● Requirement
Could you filter the records below down to the lines that include the word "label"?

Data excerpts
# # # # #
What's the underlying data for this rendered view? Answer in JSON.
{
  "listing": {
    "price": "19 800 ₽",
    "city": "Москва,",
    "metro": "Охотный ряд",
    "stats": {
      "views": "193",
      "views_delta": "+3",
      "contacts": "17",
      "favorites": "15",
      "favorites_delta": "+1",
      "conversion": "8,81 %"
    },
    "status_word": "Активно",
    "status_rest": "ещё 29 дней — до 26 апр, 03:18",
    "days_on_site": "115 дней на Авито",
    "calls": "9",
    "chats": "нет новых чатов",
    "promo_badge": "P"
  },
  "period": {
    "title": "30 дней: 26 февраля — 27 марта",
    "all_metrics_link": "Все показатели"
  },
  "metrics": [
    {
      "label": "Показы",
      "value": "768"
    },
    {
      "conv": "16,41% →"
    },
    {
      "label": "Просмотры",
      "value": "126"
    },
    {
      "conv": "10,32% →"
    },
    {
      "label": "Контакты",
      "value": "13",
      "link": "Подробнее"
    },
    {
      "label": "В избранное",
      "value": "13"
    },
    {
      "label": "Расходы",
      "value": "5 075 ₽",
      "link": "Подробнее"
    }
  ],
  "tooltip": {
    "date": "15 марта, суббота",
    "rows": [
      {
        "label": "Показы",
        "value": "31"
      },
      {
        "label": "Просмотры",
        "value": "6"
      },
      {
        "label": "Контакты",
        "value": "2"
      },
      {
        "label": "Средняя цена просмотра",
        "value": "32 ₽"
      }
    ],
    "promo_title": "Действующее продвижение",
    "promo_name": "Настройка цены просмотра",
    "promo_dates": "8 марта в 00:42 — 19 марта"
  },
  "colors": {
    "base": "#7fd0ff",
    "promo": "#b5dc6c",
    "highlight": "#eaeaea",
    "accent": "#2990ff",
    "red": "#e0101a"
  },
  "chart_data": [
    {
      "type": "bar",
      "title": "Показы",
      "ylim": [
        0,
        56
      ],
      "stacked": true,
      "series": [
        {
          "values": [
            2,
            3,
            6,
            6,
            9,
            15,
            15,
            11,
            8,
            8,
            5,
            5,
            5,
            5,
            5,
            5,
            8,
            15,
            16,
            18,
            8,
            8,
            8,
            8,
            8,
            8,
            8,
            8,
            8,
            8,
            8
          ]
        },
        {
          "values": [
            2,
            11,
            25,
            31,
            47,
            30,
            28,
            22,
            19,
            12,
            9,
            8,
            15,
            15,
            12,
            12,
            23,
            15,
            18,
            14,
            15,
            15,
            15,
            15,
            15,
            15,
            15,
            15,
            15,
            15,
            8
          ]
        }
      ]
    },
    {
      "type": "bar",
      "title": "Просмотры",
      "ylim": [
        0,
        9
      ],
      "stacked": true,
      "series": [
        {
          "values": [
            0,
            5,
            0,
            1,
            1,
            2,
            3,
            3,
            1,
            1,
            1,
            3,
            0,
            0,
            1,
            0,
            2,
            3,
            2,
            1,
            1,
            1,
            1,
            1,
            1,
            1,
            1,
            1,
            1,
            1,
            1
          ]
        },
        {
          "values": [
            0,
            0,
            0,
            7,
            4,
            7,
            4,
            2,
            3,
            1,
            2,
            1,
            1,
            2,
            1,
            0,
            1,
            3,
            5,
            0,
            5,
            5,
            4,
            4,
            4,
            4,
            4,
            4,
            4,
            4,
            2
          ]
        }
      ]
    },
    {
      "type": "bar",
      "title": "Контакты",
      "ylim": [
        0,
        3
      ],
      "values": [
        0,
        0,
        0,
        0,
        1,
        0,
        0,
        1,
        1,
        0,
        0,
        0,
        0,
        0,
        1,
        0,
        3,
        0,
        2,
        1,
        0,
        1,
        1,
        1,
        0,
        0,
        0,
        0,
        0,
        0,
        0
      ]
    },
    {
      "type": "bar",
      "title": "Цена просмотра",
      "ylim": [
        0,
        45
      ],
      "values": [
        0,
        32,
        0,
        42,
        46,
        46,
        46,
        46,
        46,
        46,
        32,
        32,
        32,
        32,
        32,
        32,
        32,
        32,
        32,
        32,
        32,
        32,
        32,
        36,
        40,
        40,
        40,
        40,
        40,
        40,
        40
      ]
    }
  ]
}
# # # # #
● Solution for this task
      "label": "Показы",
      "label": "Просмотры",
      "label": "Контакты",
      "label": "В избранное",
      "label": "Расходы",
        "label": "Показы",
        "label": "Просмотры",
        "label": "Контакты",
        "label": "Средняя цена просмотра",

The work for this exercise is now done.